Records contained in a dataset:
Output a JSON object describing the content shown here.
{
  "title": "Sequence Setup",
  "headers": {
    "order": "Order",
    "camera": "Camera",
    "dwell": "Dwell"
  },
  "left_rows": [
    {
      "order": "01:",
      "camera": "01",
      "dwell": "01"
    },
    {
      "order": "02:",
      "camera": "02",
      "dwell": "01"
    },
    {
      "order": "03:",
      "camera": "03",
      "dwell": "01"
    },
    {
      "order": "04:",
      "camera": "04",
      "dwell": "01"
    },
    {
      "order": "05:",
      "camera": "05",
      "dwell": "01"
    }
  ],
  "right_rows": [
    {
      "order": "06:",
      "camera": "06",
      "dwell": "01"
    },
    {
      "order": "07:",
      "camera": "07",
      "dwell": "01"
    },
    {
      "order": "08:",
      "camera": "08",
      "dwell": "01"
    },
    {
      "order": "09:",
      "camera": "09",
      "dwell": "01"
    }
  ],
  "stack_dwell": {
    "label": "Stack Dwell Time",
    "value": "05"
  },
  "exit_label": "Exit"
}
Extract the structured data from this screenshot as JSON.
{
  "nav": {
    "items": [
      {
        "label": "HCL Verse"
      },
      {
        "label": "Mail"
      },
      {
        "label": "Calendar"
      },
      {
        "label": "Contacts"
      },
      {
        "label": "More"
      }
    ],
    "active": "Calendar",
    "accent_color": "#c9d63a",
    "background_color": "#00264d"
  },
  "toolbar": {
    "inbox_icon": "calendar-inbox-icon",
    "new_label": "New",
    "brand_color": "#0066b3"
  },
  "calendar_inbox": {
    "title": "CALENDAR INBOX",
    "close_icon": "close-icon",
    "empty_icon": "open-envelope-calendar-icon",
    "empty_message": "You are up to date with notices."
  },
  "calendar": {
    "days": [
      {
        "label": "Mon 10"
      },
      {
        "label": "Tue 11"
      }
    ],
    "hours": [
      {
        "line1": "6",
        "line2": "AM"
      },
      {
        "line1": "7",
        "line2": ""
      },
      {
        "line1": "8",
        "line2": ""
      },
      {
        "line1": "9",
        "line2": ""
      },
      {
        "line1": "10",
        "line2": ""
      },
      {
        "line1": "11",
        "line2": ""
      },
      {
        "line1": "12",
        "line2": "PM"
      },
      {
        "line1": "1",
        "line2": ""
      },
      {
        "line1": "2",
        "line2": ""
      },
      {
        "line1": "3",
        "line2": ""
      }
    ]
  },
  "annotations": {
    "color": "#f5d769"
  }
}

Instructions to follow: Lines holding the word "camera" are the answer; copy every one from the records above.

Solution to the exercise:
    "camera": "Camera",
      "camera": "01",
      "camera": "02",
      "camera": "03",
      "camera": "04",
      "camera": "05",
      "camera": "06",
      "camera": "07",
      "camera": "08",
      "camera": "09",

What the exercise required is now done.